Navigating Pronouns In Jesuit Classrooms


Astrid Foster

Pins depicting different pronouns that people can use to normalize asking and telling pronouns.

In September of 2019, the definition of the word ‘they’ was officially changed to include its use as a singular pronoun for nonbinary or gender-nonconforming people (Washington Post).

Since then, throughout the Jesuit community, students and faculty members have taken notice of different pronouns and identities and are working to become more inclusive. 

Preferred names were a common occurrence in classrooms even before inclusion was part of the conversation. This means that administration and teachers are well prepared to accommodate name changes. 

“We developed a process which was thorough regarding the student’s preferred name. The student’s legal name still has to remain by state law on certain documents like transcripts and diploma but in other places…the name could be whatever the preferred name is,” Principal Mr. Paul Hogan said. 

Some Jesuit teachers have also begun to incorporate asking students for their pronouns into lesson plans at the beginning of the year. 

“I usually ask them through a survey,” math teacher Ms. Laura Schick said. “We were talking about how [we could] create…a place where kids can share their pronouns without singling them out in public ways but to ask everyone to share so that we are all on the same page”. 

Currently, asking students for their pronouns is left up to the discretion of individual teachers; however, some students like senior Alex Reynaud believe that it should become a standard. 

“I think it’s super important to ask everyone their pronouns just to normalize it and make it something that not only gender nonconforming people have to do,” Reynaud said. 

Even people who do use pronouns that traditionally conform to the gender they were assigned at birth feel that asking for pronouns is a sign of respect.

“I personally think it’s so nice of them to ask because they’re respecting all of our gender identities and all of our pronouns,” senior Ana Borders said. 

Ms. Schick also believes that it is important to note that while these questions might seem insignificant or unimportant to some, they are necessary to others. 

“If it seems unimportant to you, it might be because it’s never been an issue for you,” Ms. Schick said. 

Even with these attitudes, coming out can be intimidating for students especially when they might be the only person who uses pronouns different than those assigned to them at birth in that space at that moment. This feeling can worsen if the people around them do not make an effort to respect their pronouns. 

“Even if people make mistakes but they are still trying, the important thing is that they are trying. But I will say that there are some people who don’t really try or don’t take the time to ask and I think that then it is pretty othering,” Reynaud said. 

While asking for pronouns has become increasingly common, there are still other challenges to overcome in order for Jesuit to become more inclusive. Sports teams, locker rooms, and retreats are some of the many areas Mr. Hogan and other administrators must navigate. 

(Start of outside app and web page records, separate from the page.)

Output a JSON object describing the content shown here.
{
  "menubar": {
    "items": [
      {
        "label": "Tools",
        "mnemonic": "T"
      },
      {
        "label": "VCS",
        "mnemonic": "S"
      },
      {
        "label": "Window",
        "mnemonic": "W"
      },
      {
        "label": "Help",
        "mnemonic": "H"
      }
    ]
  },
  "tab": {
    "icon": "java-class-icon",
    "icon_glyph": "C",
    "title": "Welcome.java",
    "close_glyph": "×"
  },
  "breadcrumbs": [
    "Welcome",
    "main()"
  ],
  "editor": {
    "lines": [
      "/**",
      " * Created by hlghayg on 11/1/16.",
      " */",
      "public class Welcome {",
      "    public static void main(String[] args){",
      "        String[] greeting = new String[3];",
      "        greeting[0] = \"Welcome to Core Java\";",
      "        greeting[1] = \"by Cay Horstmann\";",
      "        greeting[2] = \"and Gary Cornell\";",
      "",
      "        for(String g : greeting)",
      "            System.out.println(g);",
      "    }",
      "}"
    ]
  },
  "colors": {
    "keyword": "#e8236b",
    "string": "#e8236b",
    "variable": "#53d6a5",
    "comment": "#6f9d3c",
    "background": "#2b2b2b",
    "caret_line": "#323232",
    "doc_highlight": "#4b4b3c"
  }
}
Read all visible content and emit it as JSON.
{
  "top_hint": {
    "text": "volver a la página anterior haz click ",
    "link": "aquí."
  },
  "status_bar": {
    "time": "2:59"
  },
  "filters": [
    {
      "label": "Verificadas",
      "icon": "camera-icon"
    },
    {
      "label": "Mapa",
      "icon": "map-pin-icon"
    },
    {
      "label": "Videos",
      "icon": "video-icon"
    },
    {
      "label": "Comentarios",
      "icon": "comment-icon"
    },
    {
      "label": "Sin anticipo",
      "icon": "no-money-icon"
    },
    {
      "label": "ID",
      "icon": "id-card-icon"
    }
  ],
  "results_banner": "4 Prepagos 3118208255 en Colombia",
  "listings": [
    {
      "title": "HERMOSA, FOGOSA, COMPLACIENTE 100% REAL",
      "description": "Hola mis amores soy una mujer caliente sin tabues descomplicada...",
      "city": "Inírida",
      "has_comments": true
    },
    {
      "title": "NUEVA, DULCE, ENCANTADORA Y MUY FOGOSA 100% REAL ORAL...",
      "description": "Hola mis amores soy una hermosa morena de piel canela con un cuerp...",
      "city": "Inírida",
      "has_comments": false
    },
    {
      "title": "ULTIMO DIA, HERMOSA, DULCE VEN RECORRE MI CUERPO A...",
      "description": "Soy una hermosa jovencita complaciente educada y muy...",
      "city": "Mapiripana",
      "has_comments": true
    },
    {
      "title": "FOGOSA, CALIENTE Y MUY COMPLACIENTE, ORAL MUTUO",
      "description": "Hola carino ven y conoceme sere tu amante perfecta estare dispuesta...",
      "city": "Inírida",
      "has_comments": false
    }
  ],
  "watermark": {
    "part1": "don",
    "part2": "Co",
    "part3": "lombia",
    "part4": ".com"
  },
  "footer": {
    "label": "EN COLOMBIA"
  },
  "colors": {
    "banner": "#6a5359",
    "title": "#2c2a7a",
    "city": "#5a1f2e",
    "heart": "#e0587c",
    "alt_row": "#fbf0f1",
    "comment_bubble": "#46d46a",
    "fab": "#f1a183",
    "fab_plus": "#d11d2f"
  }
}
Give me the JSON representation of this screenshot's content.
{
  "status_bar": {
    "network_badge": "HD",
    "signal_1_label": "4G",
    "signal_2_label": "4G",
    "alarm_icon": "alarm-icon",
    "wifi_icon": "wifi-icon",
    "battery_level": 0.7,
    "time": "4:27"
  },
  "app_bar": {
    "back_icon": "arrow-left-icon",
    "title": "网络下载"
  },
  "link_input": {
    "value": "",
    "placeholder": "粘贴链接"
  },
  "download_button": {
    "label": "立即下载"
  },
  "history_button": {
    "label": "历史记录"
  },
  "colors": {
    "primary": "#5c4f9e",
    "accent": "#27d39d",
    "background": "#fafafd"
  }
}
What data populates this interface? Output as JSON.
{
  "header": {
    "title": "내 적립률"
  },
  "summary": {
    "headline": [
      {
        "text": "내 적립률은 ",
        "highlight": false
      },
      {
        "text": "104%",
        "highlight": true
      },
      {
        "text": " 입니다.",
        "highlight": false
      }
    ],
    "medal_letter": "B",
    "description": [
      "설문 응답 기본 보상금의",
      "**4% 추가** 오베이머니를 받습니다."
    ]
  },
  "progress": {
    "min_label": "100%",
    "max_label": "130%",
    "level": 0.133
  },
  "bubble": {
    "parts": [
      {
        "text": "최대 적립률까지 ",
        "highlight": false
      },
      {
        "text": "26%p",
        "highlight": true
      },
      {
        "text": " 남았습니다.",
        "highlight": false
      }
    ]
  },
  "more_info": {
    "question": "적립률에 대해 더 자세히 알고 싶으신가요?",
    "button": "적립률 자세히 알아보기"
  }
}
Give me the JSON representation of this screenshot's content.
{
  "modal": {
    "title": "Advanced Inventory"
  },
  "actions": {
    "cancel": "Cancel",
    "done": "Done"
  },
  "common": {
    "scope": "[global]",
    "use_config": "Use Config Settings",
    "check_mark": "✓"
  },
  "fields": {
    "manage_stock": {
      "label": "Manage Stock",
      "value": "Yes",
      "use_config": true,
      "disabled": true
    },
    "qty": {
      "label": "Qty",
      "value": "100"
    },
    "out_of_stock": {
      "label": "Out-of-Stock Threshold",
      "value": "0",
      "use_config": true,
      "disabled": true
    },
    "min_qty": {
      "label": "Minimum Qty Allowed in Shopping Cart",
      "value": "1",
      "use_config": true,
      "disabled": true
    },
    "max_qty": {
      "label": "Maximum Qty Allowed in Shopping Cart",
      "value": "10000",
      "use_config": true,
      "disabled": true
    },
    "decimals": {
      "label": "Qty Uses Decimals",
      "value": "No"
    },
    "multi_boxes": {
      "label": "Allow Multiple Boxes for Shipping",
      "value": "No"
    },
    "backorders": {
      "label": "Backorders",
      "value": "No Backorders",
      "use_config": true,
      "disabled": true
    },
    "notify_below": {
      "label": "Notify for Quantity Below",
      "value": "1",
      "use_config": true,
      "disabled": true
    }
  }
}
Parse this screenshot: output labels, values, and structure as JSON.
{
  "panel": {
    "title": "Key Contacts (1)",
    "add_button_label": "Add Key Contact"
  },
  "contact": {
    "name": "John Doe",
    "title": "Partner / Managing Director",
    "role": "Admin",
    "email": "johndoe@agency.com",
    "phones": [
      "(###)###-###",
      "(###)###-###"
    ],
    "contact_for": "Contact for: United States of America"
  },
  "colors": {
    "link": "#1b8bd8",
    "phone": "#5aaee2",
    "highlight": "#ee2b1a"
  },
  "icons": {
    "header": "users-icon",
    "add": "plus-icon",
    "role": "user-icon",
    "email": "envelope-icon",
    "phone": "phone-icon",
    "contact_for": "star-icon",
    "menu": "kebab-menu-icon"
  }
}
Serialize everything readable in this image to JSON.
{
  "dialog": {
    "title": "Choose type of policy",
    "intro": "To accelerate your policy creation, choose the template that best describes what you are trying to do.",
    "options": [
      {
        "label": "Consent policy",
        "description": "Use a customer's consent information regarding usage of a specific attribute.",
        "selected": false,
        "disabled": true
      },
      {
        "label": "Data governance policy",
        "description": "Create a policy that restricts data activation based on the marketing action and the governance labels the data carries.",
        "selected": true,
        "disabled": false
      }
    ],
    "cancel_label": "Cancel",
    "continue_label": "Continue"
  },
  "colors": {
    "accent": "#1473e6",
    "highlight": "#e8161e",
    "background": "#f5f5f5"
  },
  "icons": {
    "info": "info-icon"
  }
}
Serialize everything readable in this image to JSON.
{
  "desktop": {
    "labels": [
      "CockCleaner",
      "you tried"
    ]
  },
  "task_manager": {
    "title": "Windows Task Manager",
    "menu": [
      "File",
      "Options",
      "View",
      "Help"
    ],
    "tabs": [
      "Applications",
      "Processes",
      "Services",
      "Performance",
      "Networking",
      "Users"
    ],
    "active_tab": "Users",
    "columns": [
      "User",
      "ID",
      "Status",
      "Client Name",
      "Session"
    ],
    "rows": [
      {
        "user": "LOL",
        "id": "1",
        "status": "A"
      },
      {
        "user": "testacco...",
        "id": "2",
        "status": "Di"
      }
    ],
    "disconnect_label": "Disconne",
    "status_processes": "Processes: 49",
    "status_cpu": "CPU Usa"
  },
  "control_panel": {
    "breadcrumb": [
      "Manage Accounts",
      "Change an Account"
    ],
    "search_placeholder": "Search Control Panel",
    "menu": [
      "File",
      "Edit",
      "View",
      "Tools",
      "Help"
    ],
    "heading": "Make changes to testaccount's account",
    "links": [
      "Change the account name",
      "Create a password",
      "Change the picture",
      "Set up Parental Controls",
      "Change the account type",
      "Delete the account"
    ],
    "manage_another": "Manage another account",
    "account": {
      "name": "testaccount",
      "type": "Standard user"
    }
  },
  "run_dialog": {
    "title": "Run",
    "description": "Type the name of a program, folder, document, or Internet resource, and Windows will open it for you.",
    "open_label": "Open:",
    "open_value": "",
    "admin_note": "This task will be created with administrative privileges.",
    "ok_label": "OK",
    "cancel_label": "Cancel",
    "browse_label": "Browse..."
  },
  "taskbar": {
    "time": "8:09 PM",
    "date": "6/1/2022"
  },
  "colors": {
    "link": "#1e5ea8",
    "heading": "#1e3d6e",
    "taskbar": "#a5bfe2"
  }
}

“It is honestly challenging because the vast majority of high school students, including here, identify as one gender or the other and there are many programs and other facilities that are built around that,” Mr. Hogan said. 

Still, the policies are constantly evolving towards inclusion. 

“The Jesuits worldwide, and by extension Jesuit High School, are sometimes slow to evolve, while sometimes we’re more nimble,” Mr. Hogan said. “…I think we will continue to evolve”.